### What the task asks
Counting task for the data below: how many lines hold the word "debt"? Answer with the number only.

Provided records Start Marker

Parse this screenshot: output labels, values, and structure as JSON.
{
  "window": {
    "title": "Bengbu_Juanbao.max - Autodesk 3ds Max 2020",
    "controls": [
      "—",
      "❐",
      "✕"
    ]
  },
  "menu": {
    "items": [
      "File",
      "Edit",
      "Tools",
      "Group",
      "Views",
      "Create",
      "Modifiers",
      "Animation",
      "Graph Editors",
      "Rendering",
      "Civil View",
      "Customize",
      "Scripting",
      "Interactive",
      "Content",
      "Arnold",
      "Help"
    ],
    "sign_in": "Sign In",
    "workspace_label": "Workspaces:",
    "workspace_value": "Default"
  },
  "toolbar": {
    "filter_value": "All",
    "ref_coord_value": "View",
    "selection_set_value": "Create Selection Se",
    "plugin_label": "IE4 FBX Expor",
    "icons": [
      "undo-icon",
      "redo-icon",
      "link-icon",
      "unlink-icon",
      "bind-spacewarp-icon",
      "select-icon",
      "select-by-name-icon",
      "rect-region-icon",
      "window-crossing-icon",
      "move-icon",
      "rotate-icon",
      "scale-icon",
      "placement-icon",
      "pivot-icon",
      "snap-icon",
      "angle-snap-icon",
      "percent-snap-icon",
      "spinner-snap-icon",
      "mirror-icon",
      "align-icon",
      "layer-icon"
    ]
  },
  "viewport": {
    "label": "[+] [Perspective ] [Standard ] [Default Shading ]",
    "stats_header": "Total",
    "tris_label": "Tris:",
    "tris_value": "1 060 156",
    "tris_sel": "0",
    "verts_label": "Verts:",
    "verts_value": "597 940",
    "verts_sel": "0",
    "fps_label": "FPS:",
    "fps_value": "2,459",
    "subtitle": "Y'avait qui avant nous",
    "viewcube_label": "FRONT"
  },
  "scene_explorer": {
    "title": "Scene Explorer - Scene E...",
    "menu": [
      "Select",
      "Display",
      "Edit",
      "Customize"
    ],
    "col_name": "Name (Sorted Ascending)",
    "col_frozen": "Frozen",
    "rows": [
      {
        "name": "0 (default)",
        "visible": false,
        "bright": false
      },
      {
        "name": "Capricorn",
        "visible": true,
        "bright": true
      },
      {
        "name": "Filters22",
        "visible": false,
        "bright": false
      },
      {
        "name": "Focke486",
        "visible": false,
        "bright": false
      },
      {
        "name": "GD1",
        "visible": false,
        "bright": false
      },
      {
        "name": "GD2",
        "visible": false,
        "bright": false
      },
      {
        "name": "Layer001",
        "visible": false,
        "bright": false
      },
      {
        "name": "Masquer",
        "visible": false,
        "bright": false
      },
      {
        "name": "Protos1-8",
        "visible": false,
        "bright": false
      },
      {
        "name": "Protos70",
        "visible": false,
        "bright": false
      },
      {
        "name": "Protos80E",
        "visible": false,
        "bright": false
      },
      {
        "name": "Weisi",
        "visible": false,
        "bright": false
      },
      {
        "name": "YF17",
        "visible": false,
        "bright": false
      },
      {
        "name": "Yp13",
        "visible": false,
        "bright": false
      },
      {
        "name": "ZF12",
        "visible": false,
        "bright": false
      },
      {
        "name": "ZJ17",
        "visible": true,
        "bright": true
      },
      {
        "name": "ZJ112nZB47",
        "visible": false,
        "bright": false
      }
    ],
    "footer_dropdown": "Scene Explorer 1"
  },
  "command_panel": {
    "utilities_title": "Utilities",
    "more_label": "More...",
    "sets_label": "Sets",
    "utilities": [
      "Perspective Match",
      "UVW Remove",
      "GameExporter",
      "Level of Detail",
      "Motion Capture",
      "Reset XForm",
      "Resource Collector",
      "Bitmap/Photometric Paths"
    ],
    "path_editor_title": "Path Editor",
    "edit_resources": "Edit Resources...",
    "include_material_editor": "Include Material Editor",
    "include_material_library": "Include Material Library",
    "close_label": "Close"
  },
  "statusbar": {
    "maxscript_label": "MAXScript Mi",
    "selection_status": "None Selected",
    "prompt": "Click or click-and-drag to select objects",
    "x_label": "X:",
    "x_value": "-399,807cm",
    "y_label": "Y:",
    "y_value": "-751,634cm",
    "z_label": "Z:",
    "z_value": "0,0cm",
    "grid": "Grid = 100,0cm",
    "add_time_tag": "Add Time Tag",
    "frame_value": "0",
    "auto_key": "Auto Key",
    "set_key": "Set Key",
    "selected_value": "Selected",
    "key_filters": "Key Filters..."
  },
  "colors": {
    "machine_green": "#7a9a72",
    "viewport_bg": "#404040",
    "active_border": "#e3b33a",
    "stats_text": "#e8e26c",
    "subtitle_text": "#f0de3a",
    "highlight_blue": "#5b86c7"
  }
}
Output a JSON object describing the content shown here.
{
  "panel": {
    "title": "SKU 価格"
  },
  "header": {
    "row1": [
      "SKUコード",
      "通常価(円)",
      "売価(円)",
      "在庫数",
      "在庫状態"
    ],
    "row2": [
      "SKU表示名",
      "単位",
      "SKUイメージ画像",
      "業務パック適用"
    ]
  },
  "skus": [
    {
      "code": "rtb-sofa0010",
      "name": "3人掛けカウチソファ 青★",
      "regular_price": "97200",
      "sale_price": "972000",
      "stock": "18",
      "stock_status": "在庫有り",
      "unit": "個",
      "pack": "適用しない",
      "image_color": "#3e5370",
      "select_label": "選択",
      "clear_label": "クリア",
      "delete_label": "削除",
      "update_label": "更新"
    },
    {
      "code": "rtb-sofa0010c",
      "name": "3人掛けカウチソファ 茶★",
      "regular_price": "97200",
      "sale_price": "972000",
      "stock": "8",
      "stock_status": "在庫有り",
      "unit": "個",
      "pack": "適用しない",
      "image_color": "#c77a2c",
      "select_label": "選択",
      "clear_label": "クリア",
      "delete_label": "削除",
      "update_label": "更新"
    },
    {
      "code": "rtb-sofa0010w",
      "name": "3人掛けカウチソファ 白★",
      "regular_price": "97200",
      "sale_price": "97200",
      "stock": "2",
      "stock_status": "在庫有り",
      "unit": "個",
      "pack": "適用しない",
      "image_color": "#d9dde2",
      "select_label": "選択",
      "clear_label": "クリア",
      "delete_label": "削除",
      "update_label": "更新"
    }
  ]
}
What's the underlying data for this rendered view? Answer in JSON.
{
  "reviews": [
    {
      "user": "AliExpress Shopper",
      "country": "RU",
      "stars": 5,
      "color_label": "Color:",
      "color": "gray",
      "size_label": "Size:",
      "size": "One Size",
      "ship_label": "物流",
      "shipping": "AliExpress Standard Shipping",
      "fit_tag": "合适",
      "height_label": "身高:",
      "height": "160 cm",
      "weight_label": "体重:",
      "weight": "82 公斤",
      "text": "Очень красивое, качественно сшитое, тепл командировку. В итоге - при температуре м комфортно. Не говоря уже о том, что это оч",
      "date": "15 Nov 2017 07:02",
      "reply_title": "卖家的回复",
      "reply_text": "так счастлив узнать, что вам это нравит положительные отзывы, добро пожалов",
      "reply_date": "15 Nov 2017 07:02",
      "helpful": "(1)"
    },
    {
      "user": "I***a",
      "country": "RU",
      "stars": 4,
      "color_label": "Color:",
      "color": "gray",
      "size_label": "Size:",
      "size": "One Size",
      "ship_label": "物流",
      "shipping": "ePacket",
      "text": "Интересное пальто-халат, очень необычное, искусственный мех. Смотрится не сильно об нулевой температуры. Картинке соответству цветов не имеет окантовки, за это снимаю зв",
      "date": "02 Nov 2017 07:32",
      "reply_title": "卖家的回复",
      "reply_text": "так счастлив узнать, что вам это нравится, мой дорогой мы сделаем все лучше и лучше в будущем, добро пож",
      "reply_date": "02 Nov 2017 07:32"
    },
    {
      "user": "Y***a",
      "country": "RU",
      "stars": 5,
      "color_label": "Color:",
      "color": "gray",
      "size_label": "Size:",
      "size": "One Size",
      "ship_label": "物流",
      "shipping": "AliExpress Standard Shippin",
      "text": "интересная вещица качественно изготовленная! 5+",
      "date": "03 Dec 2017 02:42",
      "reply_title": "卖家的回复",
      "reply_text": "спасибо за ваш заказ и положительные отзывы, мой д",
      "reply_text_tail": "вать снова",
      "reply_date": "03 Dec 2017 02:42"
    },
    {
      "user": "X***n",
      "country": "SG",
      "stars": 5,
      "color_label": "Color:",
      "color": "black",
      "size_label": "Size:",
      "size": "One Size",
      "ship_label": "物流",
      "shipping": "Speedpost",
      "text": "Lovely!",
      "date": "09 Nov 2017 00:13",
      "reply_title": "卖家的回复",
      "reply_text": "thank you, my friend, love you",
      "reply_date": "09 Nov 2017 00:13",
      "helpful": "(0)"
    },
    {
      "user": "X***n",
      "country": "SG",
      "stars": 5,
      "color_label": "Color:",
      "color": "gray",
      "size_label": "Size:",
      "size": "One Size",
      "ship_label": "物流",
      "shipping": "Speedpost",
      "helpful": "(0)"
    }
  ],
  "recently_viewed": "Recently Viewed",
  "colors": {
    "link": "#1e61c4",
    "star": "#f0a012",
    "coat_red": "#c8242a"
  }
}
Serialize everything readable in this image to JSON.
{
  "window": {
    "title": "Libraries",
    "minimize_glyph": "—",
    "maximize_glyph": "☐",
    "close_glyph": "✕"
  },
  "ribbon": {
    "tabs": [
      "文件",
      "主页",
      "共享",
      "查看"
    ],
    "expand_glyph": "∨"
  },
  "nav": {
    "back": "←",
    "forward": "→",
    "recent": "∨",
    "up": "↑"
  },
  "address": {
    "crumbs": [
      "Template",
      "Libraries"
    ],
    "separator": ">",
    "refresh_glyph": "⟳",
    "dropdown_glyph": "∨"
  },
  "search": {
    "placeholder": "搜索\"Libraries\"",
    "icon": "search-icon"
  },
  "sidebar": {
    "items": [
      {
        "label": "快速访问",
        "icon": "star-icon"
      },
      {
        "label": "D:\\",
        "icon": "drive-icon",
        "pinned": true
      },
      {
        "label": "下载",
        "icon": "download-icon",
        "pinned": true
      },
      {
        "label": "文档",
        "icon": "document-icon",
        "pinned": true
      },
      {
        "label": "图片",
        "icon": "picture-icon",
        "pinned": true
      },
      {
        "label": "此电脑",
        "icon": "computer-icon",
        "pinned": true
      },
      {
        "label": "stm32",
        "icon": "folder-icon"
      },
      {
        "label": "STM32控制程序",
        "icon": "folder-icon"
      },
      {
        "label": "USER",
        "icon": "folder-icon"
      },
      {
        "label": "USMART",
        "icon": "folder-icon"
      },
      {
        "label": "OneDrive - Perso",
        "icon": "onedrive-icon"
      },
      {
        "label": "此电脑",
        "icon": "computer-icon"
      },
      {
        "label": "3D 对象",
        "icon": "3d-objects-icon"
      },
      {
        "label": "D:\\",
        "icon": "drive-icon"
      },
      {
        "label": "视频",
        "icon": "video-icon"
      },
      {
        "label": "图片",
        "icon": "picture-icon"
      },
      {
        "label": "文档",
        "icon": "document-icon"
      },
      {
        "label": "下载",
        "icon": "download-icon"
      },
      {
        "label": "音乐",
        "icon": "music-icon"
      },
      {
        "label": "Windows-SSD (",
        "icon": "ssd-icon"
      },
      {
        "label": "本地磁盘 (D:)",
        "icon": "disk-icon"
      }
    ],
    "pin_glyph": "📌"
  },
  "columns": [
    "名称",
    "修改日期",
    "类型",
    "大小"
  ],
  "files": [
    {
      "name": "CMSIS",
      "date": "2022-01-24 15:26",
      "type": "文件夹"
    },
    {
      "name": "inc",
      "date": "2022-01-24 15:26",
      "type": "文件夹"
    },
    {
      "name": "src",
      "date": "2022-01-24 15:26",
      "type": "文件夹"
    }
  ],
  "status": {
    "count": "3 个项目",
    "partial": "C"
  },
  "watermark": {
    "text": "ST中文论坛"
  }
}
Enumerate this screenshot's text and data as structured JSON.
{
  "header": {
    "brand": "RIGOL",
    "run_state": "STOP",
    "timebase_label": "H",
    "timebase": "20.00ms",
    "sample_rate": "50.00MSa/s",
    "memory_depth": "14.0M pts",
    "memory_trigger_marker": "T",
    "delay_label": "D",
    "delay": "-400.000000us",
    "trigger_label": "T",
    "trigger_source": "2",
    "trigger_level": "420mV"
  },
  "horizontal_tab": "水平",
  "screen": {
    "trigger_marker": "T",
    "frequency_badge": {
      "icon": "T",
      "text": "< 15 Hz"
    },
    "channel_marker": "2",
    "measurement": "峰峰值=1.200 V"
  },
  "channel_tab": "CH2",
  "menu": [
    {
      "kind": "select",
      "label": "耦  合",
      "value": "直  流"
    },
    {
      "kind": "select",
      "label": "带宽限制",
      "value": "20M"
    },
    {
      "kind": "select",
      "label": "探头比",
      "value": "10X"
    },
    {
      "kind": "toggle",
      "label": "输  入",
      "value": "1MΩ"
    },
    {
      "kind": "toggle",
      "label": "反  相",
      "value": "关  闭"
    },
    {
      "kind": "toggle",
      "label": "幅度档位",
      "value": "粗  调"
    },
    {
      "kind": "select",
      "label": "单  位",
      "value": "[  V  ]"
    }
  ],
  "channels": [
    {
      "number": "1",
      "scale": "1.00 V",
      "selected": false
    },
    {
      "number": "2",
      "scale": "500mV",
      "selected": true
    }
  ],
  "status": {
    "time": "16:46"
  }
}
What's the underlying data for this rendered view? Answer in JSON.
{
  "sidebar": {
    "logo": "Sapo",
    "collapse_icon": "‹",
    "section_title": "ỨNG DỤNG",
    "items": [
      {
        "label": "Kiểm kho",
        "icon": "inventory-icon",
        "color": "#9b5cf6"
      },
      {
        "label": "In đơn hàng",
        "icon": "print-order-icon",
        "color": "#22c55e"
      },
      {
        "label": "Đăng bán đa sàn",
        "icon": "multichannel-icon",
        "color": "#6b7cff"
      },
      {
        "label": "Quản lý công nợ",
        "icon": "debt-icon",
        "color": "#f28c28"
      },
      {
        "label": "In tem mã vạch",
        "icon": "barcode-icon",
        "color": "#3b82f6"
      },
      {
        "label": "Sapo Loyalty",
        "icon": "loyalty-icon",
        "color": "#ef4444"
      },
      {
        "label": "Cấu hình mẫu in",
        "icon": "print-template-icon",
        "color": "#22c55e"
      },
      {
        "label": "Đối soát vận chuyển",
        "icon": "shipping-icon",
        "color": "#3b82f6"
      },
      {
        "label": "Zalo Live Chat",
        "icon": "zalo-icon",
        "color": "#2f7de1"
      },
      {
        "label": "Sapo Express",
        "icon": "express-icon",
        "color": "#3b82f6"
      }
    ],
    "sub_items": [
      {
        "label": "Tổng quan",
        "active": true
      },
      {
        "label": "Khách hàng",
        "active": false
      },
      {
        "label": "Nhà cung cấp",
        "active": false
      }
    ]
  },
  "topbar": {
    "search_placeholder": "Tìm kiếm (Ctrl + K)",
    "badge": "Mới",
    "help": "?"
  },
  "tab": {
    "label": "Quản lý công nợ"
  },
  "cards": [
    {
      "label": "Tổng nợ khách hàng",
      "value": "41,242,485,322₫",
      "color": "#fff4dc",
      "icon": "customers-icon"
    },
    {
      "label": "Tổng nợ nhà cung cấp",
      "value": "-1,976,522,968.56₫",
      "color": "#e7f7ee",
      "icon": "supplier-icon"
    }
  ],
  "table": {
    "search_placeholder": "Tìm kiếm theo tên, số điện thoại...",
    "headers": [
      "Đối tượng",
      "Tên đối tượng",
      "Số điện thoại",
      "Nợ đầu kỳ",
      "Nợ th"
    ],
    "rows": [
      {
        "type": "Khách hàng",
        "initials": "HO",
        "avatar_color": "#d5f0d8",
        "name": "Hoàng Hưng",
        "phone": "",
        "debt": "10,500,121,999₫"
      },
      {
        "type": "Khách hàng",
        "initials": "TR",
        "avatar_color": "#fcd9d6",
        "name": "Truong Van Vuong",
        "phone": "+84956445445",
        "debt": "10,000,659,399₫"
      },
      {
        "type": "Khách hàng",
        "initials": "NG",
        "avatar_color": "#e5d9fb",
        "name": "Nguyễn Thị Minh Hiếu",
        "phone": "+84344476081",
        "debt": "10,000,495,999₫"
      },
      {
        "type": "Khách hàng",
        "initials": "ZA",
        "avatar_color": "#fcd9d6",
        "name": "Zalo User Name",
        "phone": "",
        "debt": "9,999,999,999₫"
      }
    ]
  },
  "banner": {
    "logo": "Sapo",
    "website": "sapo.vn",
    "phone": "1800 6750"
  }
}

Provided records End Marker

### Answer area
5